[Website and app data records]
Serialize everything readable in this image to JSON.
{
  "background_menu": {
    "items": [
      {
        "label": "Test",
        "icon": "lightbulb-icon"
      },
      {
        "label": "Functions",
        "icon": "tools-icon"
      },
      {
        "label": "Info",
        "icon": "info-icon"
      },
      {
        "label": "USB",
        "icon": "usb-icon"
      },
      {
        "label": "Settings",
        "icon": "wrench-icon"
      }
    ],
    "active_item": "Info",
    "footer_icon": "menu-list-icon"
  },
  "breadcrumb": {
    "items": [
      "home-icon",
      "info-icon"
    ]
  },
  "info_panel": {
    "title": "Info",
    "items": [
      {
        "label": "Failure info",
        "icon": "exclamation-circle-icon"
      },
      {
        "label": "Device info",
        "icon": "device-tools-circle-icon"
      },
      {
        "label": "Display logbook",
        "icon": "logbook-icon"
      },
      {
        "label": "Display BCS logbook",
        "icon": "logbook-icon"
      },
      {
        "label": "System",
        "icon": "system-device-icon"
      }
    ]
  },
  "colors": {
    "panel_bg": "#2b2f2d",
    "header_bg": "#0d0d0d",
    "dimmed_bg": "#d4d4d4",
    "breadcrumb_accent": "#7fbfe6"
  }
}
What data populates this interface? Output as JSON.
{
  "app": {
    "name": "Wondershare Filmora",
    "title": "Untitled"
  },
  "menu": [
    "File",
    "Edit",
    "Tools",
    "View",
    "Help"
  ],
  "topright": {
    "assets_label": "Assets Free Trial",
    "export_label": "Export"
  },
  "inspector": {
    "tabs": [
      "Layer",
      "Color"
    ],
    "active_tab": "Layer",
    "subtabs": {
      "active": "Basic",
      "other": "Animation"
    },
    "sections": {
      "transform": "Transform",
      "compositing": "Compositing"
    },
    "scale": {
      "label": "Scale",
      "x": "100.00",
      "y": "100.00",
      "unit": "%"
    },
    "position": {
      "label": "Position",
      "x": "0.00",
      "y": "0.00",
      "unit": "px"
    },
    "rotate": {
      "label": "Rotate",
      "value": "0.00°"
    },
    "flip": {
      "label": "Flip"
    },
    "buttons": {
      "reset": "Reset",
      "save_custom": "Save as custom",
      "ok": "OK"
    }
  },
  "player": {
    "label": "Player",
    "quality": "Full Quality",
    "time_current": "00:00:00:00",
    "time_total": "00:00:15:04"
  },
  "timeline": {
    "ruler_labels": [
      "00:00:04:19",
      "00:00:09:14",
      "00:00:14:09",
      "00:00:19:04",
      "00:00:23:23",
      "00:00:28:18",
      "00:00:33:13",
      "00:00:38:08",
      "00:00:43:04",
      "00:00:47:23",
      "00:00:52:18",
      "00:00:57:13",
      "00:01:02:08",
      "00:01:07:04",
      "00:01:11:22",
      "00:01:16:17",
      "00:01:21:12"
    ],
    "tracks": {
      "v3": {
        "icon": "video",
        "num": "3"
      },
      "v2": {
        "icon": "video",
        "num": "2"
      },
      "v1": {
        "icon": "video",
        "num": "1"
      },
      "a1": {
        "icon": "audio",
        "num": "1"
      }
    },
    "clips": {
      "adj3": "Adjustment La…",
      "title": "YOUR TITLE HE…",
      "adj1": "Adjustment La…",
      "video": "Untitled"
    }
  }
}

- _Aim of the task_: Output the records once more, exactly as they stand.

- _The completed task_:
Serialize everything readable in this image to JSON.
{
  "background_menu": {
    "items": [
      {
        "label": "Test",
        "icon": "lightbulb-icon"
      },
      {
        "label": "Functions",
        "icon": "tools-icon"
      },
      {
        "label": "Info",
        "icon": "info-icon"
      },
      {
        "label": "USB",
        "icon": "usb-icon"
      },
      {
        "label": "Settings",
        "icon": "wrench-icon"
      }
    ],
    "active_item": "Info",
    "footer_icon": "menu-list-icon"
  },
  "breadcrumb": {
    "items": [
      "home-icon",
      "info-icon"
    ]
  },
  "info_panel": {
    "title": "Info",
    "items": [
      {
        "label": "Failure info",
        "icon": "exclamation-circle-icon"
      },
      {
        "label": "Device info",
        "icon": "device-tools-circle-icon"
      },
      {
        "label": "Display logbook",
        "icon": "logbook-icon"
      },
      {
        "label": "Display BCS logbook",
        "icon": "logbook-icon"
      },
      {
        "label": "System",
        "icon": "system-device-icon"
      }
    ]
  },
  "colors": {
    "panel_bg": "#2b2f2d",
    "header_bg": "#0d0d0d",
    "dimmed_bg": "#d4d4d4",
    "breadcrumb_accent": "#7fbfe6"
  }
}
What data populates this interface? Output as JSON.
{
  "app": {
    "name": "Wondershare Filmora",
    "title": "Untitled"
  },
  "menu": [
    "File",
    "Edit",
    "Tools",
    "View",
    "Help"
  ],
  "topright": {
    "assets_label": "Assets Free Trial",
    "export_label": "Export"
  },
  "inspector": {
    "tabs": [
      "Layer",
      "Color"
    ],
    "active_tab": "Layer",
    "subtabs": {
      "active": "Basic",
      "other": "Animation"
    },
    "sections": {
      "transform": "Transform",
      "compositing": "Compositing"
    },
    "scale": {
      "label": "Scale",
      "x": "100.00",
      "y": "100.00",
      "unit": "%"
    },
    "position": {
      "label": "Position",
      "x": "0.00",
      "y": "0.00",
      "unit": "px"
    },
    "rotate": {
      "label": "Rotate",
      "value": "0.00°"
    },
    "flip": {
      "label": "Flip"
    },
    "buttons": {
      "reset": "Reset",
      "save_custom": "Save as custom",
      "ok": "OK"
    }
  },
  "player": {
    "label": "Player",
    "quality": "Full Quality",
    "time_current": "00:00:00:00",
    "time_total": "00:00:15:04"
  },
  "timeline": {
    "ruler_labels": [
      "00:00:04:19",
      "00:00:09:14",
      "00:00:14:09",
      "00:00:19:04",
      "00:00:23:23",
      "00:00:28:18",
      "00:00:33:13",
      "00:00:38:08",
      "00:00:43:04",
      "00:00:47:23",
      "00:00:52:18",
      "00:00:57:13",
      "00:01:02:08",
      "00:01:07:04",
      "00:01:11:22",
      "00:01:16:17",
      "00:01:21:12"
    ],
    "tracks": {
      "v3": {
        "icon": "video",
        "num": "3"
      },
      "v2": {
        "icon": "video",
        "num": "2"
      },
      "v1": {
        "icon": "video",
        "num": "1"
      },
      "a1": {
        "icon": "audio",
        "num": "1"
      }
    },
    "clips": {
      "adj3": "Adjustment La…",
      "title": "YOUR TITLE HE…",
      "adj1": "Adjustment La…",
      "video": "Untitled"
    }
  }
}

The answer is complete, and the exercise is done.